Non-vaccinated workers may also prove having recovered from COVID-19 within the past 270 days or hand in an antigen rapid test certificate issued by an approved registered provider. 

They need to do so every single day they need to enter the workplace for the test is valid for only 24 hours—and comes at the worker’s own expense.

This most recent push for vaccination is remarkable in itself, given that 96 percent of its workforce and 84 percent of its population are already fully vaccinated. 

However, like task force co-chair Ong Ye Kung said that out of the 75.000 new infections in the past month, 98 percent were mild or asymptomatic cases, practically admitting the high infection rate was caused by the high vaccination rate attained in the metropole. 

Earlier, in late September, officials already implemented stricter regulations for what they dubbed the Stabilization Phase. These directives included a limitation on outdoor sports, social gatherings, and in-person dining to a maximum of two people. Even more than two people of the same household are not allowed to dine out together. 

The measures were intended to last till Oct. 24 but have been extended to Nov. 21. But Lawrence Wong, another co-chair of the task force, said the extension was necessary or Singapore would “face considerable risk of the health-care system being overwhelmed.”

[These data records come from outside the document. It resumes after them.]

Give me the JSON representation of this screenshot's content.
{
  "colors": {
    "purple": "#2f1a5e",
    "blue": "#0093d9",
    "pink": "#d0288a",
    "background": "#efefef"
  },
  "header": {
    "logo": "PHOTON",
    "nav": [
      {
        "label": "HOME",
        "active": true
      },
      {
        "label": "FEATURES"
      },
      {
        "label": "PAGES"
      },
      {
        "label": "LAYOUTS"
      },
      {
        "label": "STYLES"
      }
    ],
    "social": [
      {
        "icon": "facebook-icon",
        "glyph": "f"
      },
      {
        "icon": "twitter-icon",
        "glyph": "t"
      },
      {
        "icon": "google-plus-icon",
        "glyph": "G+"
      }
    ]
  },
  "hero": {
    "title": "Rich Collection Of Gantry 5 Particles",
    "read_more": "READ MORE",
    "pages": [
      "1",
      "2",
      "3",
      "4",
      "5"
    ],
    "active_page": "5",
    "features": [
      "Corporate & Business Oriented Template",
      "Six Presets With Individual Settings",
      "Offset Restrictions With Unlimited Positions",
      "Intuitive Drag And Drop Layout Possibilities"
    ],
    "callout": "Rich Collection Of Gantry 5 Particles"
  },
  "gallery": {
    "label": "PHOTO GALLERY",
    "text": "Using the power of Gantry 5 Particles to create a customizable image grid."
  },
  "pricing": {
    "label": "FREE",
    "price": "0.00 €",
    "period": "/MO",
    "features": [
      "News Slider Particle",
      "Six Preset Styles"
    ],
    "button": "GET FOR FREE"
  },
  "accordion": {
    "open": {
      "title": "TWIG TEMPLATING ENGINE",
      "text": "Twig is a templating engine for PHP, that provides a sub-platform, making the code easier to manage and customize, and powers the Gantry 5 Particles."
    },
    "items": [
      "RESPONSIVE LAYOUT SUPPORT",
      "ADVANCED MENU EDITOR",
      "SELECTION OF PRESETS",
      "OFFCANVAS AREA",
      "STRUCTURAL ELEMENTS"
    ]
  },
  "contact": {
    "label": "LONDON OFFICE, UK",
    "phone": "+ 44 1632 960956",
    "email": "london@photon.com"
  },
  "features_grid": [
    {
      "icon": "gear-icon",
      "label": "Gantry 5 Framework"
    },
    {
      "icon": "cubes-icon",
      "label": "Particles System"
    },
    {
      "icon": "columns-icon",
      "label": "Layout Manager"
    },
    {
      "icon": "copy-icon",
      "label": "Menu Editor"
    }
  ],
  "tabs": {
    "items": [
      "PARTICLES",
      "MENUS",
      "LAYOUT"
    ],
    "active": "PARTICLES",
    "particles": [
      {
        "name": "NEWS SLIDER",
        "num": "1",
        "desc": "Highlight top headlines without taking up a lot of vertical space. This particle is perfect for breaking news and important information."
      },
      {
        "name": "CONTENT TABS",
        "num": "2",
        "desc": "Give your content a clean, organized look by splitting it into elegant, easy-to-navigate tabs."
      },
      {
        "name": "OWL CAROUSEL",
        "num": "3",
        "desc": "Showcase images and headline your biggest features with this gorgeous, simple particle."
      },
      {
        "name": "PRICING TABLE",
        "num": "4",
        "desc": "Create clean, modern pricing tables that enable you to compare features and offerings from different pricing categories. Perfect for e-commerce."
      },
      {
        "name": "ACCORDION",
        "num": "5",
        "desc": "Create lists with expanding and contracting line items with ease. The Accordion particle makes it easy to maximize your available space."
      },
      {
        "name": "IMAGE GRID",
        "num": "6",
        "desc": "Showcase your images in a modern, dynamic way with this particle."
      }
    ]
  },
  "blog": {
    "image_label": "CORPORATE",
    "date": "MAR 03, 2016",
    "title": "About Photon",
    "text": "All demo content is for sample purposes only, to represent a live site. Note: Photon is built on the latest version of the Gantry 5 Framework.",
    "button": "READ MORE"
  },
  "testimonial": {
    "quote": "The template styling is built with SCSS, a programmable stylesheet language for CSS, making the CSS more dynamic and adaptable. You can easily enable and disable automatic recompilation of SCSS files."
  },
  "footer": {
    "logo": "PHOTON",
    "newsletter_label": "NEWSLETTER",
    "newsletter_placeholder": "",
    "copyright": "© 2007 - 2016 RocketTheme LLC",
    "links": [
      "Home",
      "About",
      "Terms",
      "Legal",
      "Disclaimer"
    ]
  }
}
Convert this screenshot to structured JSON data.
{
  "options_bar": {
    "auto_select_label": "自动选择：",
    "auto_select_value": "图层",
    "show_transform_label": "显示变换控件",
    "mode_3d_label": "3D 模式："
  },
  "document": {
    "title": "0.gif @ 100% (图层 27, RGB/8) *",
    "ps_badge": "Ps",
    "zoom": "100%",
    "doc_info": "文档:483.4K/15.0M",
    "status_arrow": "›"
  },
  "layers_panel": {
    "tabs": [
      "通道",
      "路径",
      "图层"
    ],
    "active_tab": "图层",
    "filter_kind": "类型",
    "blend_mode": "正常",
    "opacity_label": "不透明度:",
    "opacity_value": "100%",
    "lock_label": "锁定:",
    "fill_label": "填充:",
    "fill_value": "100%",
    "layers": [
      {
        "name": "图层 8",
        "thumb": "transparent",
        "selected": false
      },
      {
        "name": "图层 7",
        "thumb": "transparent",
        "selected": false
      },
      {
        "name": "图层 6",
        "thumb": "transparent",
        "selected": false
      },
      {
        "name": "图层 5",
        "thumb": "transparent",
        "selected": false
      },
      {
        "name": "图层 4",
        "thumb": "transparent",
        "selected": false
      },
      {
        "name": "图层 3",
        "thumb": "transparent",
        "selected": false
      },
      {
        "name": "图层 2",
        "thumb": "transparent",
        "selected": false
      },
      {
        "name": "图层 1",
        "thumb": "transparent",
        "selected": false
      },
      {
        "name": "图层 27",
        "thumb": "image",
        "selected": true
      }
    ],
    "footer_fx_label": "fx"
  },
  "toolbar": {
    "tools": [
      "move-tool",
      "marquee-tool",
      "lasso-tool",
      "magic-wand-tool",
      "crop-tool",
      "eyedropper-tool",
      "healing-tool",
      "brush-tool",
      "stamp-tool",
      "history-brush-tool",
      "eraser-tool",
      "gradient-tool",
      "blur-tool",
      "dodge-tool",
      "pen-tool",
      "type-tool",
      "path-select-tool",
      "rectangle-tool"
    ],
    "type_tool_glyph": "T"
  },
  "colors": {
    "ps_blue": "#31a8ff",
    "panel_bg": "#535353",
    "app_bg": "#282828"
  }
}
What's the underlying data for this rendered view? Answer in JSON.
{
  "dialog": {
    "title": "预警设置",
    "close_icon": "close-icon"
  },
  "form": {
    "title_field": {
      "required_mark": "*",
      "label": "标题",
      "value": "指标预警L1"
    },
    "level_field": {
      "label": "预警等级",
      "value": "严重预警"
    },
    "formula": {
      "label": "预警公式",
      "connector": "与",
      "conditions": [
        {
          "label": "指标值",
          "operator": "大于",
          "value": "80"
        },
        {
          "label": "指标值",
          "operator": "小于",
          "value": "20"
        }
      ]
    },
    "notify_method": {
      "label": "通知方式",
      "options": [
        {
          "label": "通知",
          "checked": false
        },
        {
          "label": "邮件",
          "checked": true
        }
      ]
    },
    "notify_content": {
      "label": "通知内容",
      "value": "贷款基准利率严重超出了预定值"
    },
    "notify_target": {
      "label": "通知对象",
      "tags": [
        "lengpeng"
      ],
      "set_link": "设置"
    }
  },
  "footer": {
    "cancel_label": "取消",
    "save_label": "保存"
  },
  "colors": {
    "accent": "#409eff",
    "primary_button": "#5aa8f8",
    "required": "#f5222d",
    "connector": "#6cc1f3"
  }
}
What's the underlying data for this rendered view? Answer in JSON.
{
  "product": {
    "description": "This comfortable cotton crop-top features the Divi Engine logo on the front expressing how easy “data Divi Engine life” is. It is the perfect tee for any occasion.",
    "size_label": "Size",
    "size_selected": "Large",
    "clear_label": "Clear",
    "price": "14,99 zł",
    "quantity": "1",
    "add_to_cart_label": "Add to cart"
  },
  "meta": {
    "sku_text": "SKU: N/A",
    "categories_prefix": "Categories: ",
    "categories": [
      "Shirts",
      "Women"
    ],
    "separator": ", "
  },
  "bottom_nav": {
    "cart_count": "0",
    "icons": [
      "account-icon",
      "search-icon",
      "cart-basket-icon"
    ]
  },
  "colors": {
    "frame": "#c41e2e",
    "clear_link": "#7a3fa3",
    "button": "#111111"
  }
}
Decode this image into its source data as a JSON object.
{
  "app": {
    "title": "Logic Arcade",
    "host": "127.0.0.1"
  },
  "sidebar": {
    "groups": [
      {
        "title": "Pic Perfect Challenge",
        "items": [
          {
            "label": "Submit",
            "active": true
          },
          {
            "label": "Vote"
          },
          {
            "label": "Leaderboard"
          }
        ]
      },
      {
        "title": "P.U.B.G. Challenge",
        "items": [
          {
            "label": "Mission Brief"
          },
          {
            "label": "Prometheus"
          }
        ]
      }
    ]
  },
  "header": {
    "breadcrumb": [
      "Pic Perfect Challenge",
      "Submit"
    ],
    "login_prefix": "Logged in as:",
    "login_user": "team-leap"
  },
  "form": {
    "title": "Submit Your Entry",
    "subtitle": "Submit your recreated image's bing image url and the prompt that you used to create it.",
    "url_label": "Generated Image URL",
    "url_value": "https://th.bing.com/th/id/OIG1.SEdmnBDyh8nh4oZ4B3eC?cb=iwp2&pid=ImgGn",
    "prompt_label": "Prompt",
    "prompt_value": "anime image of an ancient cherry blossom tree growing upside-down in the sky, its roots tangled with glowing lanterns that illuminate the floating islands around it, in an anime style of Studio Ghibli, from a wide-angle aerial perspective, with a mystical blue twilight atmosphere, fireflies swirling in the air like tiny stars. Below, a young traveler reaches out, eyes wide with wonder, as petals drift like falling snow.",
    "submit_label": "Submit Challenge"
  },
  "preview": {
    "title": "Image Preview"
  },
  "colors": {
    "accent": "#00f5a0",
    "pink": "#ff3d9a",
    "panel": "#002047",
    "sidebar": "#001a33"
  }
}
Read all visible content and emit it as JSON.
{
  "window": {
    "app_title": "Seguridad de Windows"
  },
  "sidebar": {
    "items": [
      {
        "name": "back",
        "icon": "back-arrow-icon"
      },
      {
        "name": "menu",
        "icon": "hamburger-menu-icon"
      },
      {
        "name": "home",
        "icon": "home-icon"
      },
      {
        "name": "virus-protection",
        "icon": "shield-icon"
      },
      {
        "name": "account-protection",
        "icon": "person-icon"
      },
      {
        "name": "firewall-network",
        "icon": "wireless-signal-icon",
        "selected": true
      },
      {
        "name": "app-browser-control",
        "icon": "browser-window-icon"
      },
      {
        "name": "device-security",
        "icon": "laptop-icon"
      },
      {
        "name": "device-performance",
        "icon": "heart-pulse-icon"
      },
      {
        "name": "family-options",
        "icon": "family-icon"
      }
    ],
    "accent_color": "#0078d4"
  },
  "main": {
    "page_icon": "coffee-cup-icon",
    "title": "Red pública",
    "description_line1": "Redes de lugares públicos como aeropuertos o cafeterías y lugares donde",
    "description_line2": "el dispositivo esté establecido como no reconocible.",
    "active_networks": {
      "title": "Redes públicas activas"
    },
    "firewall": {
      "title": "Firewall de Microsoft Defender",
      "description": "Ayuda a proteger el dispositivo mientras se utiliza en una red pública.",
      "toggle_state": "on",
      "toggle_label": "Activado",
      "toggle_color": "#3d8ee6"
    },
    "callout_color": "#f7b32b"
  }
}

The task force also came with some allowances. Those who have a medical exemption for taking a vaccine based on mRNA technology, like Pfizer of Moderna, may also turn to the Sinovac vaccine. 

CoronaVac was developed by Sinovac in China which is based on inactivated virus technology. Taking two Sinovac jabs is also considered fully vaccinated, albeit a third dose should be taken 90 days after the second.

Meanwhile, the government hopes for the infection rates and hospitalizations to fall when more people get their booster shots. When that happens, Singapore can “open up social and economic activities. And then, we would have achieved a new equilibrium with the virus, and that is what we are working towards,” co-chair Ong Ye Kung said, according to SCMP.